Sailing on Lake Superior is an amazing experience. Sometimes the wind howls and the waves crash. You try not be out when the famous gales of November come through (like the one that sunk the Edmond Fitzgerald), but feeling the power of the wind and water is definitly something to experience. A humbling reminder of the fierce beauty of nature and the massive expanse of this body of fresh water; the largest in the world by surface area.
Most of the time (especially in summer) the water is calm, the breeze gentle, and time seems to stand still. Colours shift as the fading light of day dances across the water and clouds; a canvas for brilliant sunsets. Your perception of distance changes, pushes the bustle of the City far away and draws the towering cliffs of the Sleeping Giant closer. And of course, you can get right next to those cliffs. You can sail to them, explore wild islands, or visit remote light houses perched on rocky promontories. Some islands have saunas, campsites, and trails. Others only moose, caribou, and wolves.

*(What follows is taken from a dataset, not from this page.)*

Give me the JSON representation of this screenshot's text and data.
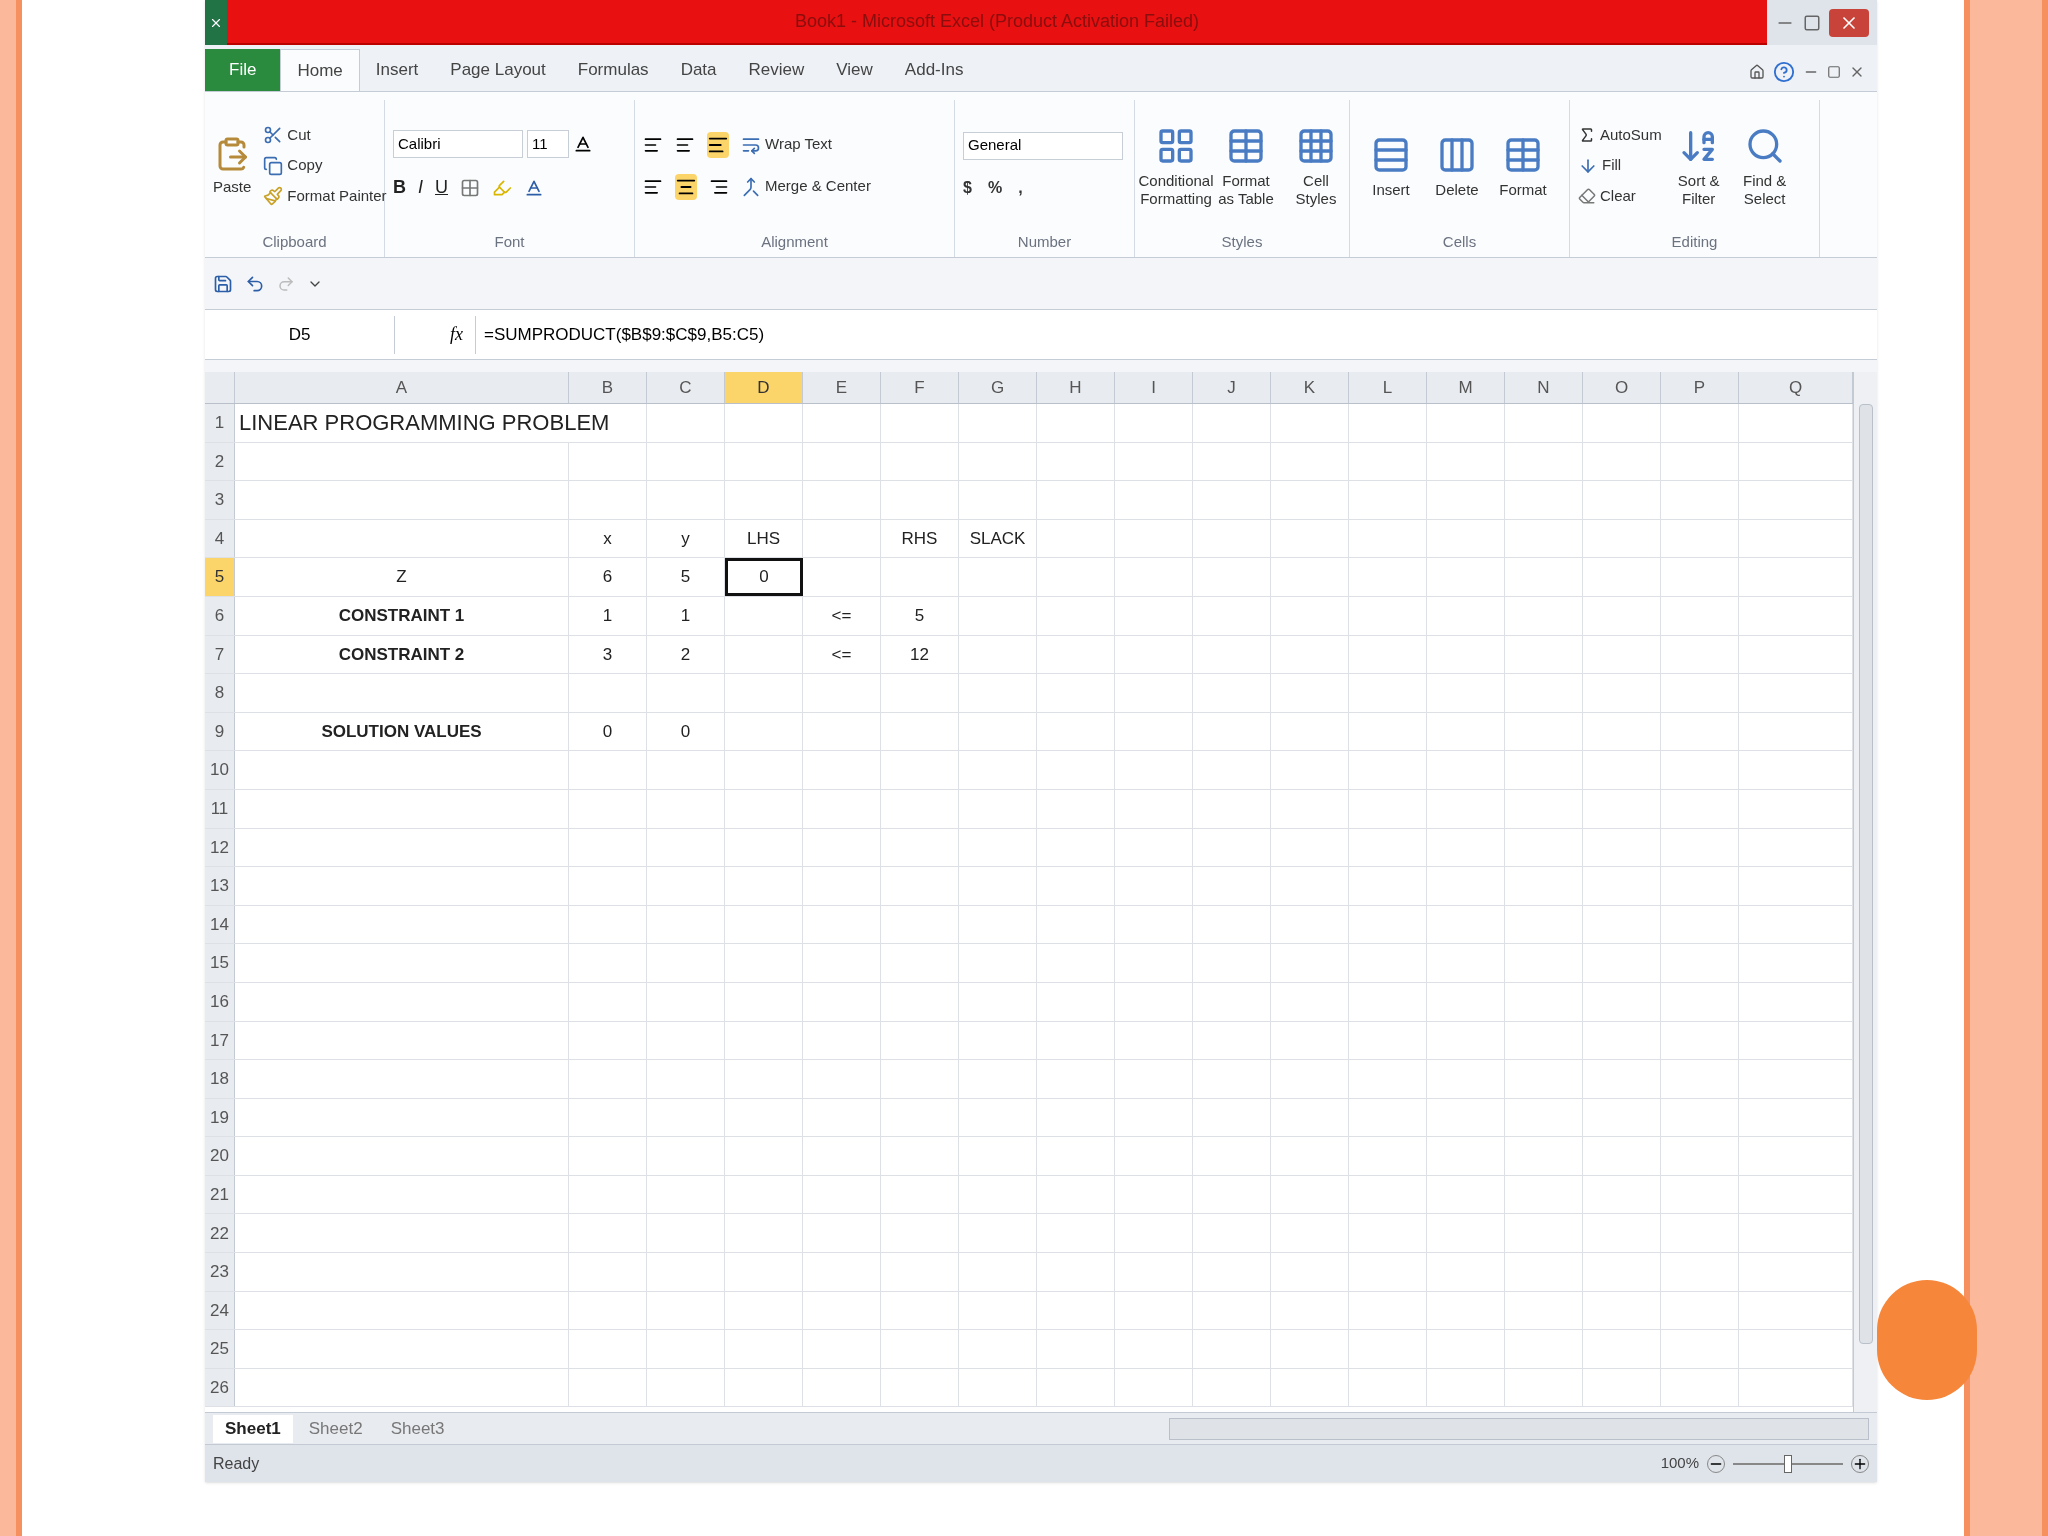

No matter the purpose or destination of a sail, simply being out on the water is magical, freeing, invigorating – call it what you want! I have been lucky enough to get out on the Lake once a week for the past few years as a race crew member and have ventured offshore a few times now. Even without your own boat there are plenty of ways to get out and experience sailing on Lake Superior.
1. Monday, Wednesday, & Friday Night Racing
Perhaps the easiest way to get out is to hop on a boat that is looking for extra racing crew either Monday, Wednesday, or Friday evenings. Races typically start at 18:00 so show up around 17:00 and either hang around the “crew bench” (the railing in front of the Thunder Bay Yacht Club building near the Pearl Street entrance to Marina Park) or ask people that are getting on boats if they need an extra crew or know someone who might. It normally helps to have a six pack of beers with you and a bit of sailing experience, especially for the competitive Wednesday night races.
2. Sailing Lessons
Sailing lessons are great for both getting out on the water and learning how to sail at once. While you can learn a great deal as a crew member on someone’s boat, you typically learn things through a much more structured sequential approach while taking sailing lessons. Starting with the basics and working your way up is very handy and allows you to get a good grasp of the whole sailing thing without being over or underwhelmed (people with little or no sailing experience typically have very basic roles if they go out on race nights). In Thunder Bay there are dinghy sailing programs offered through Sail Thunder Bay, a new crew program offered every spring through the Thunder Bay Yacht Club, and a number of sailing courses offered by Sail Superior.
3. Sailing Charter / Tours
For the most simple and stress-free option, you can go on a sailing tour with Sail Superior. They offer a range of options from 90-minute harbour tours to multi-day sailing expeditions and also do charter rentals.